EXCERPTED DATA:
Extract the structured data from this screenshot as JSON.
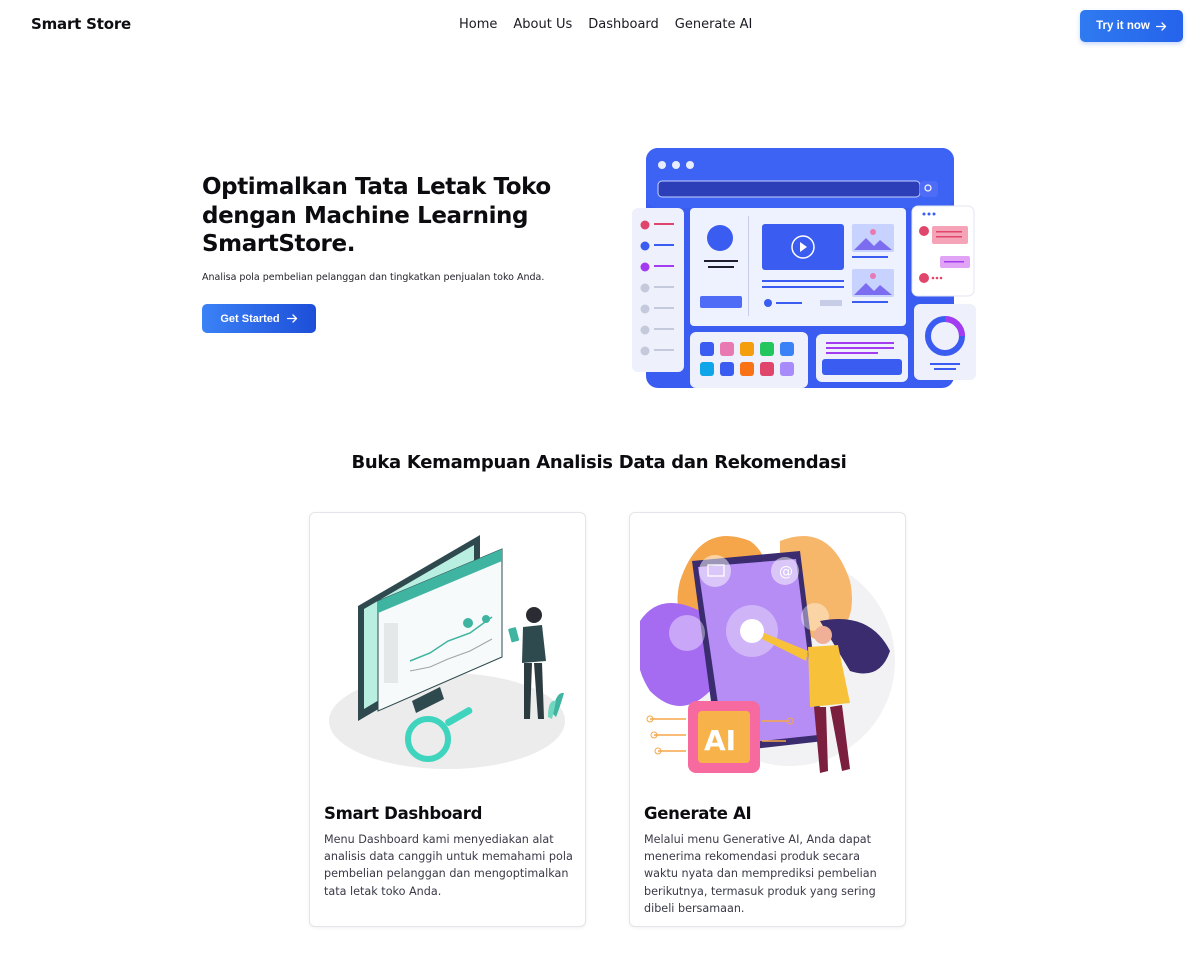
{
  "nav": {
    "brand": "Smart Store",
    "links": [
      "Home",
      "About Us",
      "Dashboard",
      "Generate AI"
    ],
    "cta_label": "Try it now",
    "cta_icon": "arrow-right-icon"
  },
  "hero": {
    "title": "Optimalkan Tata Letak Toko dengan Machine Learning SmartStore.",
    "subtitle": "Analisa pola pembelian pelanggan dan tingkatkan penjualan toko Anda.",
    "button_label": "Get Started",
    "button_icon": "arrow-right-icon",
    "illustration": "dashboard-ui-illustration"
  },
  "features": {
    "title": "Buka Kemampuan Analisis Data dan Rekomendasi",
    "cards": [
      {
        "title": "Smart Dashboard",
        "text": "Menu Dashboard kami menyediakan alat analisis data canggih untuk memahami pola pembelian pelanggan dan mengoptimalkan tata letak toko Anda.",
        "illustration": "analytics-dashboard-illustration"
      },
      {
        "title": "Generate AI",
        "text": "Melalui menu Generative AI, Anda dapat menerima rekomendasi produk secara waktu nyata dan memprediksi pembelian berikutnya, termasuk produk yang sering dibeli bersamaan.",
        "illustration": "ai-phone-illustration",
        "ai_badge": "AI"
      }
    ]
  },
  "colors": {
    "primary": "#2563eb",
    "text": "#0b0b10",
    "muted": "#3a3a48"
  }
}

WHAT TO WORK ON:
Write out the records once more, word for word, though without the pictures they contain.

RESULT:
Extract the structured data from this screenshot as JSON.
{
  "nav": {
    "brand": "Smart Store",
    "links": [
      "Home",
      "About Us",
      "Dashboard",
      "Generate AI"
    ],
    "cta_label": "Try it now",
    "cta_icon": "arrow-right-icon"
  },
  "hero": {
    "title": "Optimalkan Tata Letak Toko dengan Machine Learning SmartStore.",
    "subtitle": "Analisa pola pembelian pelanggan dan tingkatkan penjualan toko Anda.",
    "button_label": "Get Started",
    "button_icon": "arrow-right-icon",
    "illustration": "dashboard-ui-illustration"
  },
  "features": {
    "title": "Buka Kemampuan Analisis Data dan Rekomendasi",
    "cards": [
      {
        "title": "Smart Dashboard",
        "text": "Menu Dashboard kami menyediakan alat analisis data canggih untuk memahami pola pembelian pelanggan dan mengoptimalkan tata letak toko Anda.",
        "illustration": "analytics-dashboard-illustration"
      },
      {
        "title": "Generate AI",
        "text": "Melalui menu Generative AI, Anda dapat menerima rekomendasi produk secara waktu nyata dan memprediksi pembelian berikutnya, termasuk produk yang sering dibeli bersamaan.",
        "illustration": "ai-phone-illustration",
        "ai_badge": "AI"
      }
    ]
  },
  "colors": {
    "primary": "#2563eb",
    "text": "#0b0b10",
    "muted": "#3a3a48"
  }
}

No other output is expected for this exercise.